- promote close coordination among public agencies, including State Health Departments and State Medicaid programs, and programs serving families and children.
The VFC program allows enrolled private providers to receive publicly purchased vaccine. By eliminating cost as a barrier to vaccinating children and providing opportunities for vaccinations at many health provider locations, the VFC program supports improved immunization coverage levels among eligible children. The goal is to ensure that no VFC-eligible child contracts a vaccine-preventable disease because of his or her parent’s inability to pay for the vaccine or its administration.
The National Center for Immunization and Respiratory Diseases (NCIRD) (previously known as NIP) at CDC is responsible for policy development, operational oversight, and the provision of technical assistance to projects for the VFC program. State/project health department immunization programs manage the VFC program at the State and local levels. Successful implementation of this program requires close collaboration and participation by a variety of programs and agencies including:
- The Centers for Medicare and Medicaid Services (CMS) – State Medicaid Programs
- Health Resources and Services Administration (HRSA)
- Indian Health Services (IHS)
- Association of State and Territorial Health Officials
- Association of Immunization Program Managers
- National, State, and local organizations representing the private health care sector;
- Maternal and Child Health programs
- Women, Infants and Children (WIC) program
- State Children’s Health Insurance program (SCHIP)
- Managed care and national and state health care organizations
Policies are formulated after close consultation with CMS’s Medicaid program, public and private health care organizations, and vaccine manufacturers.
Active involvement by the Medicaid program is particularly essential because a majority of VFC-eligible children are also eligible for Medicaid, and the Medicaid staff has extensive experience in providing preventive care through programs such as the Early and Periodic Screening Diagnostic, and Treatment (EPSDT) program.

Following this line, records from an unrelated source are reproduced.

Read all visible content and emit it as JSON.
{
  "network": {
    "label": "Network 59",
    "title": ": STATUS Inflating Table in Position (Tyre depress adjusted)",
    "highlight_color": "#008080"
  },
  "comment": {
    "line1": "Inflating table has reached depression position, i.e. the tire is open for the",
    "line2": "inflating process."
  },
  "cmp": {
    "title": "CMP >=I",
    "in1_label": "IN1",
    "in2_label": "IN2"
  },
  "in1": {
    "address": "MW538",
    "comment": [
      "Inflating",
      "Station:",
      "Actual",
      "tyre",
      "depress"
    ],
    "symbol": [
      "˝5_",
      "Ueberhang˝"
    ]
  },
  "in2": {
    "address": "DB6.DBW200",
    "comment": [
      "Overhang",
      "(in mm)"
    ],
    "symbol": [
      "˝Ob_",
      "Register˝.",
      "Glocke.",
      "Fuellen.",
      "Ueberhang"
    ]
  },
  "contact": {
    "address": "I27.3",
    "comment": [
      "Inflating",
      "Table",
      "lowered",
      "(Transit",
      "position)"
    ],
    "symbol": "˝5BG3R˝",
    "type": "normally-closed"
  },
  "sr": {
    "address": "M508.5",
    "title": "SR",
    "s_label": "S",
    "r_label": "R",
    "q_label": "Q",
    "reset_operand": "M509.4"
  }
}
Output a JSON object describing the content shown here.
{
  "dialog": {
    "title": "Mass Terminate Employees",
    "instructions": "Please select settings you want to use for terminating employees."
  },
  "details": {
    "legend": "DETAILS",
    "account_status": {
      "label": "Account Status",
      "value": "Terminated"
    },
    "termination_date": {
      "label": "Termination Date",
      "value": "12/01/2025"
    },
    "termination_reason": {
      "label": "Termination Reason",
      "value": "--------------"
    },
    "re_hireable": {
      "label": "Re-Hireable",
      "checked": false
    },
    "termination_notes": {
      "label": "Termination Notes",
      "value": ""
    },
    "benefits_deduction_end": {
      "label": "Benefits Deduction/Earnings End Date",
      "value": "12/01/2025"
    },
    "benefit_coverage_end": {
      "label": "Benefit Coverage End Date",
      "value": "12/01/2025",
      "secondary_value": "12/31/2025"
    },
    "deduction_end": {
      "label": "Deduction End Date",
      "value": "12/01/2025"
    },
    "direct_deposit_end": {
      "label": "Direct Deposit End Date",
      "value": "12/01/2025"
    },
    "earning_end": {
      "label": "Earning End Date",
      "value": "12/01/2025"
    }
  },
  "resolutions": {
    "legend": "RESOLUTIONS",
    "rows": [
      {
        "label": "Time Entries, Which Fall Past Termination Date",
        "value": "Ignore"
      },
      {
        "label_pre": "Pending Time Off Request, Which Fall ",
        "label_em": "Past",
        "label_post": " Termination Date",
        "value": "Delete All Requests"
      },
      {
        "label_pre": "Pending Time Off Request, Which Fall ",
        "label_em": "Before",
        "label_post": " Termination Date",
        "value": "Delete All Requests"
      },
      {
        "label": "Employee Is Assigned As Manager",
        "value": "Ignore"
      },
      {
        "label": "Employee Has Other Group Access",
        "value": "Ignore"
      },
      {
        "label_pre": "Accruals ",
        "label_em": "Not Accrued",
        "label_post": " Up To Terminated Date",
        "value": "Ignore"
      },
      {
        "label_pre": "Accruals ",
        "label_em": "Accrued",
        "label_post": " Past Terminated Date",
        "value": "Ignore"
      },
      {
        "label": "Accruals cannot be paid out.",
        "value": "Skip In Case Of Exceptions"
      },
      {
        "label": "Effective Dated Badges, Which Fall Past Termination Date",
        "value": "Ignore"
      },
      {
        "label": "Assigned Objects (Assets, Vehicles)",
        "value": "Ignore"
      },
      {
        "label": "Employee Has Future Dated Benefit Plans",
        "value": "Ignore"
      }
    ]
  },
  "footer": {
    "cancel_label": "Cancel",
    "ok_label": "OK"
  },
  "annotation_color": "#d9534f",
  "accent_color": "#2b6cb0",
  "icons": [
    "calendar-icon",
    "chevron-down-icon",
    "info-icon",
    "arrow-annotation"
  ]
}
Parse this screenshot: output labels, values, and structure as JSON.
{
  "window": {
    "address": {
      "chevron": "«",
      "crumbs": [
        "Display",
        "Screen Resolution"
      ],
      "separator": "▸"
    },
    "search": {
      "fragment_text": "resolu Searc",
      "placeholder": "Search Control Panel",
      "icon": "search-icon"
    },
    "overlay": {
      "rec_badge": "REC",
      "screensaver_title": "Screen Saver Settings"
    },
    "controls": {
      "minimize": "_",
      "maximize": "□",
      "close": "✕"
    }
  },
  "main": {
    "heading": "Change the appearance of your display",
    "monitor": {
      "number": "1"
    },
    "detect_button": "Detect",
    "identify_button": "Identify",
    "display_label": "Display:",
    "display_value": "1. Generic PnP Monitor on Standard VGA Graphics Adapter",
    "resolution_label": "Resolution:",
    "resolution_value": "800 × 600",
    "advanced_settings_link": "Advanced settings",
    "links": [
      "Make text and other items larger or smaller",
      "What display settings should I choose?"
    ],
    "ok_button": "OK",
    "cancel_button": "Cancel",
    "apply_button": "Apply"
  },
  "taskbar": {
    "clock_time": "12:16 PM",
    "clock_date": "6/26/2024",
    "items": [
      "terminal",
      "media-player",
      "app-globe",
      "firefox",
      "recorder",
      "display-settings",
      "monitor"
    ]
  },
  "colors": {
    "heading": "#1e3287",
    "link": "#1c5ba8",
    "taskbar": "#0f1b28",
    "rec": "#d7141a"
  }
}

State and local health departments and Medicaid agencies are pivotal in recruiting private physicians for the program, and informing parents and guardians of eligible children that vaccines are available through the VFC program.
The WIC, Maternal and Child Health (MCH) programs, and the federally qualified health centers operating within the Health Resources and Services Administration’s (HRSA) Bureau of Primary Health Care (BPHC) also have extensive contact with families whose children may be eligible for the VFC program and are therefore gateways to children’s access into the program.
The requirements and procedures of the Vaccines for Children Program are applicable to all State, City, and Territorial immunization projects.
As policy changes occur, Immunization Program Managers and VFC Coordinators in each project will be notified via all mechanisms of communication, including updating of this website.
Program managers are encouraged to routinely share this information with representatives of State Medicaid agencies.
The data provided via these links are extracted from various VFC Management Surveys.
- CY 2009 Posted Oct 2010
- CY 2008
- CY 2007
- CY 2006
- CY 2005
also available as slide Vaccine Supply Policy CY 2005 Cdc-ppt[PPT, 1 slide]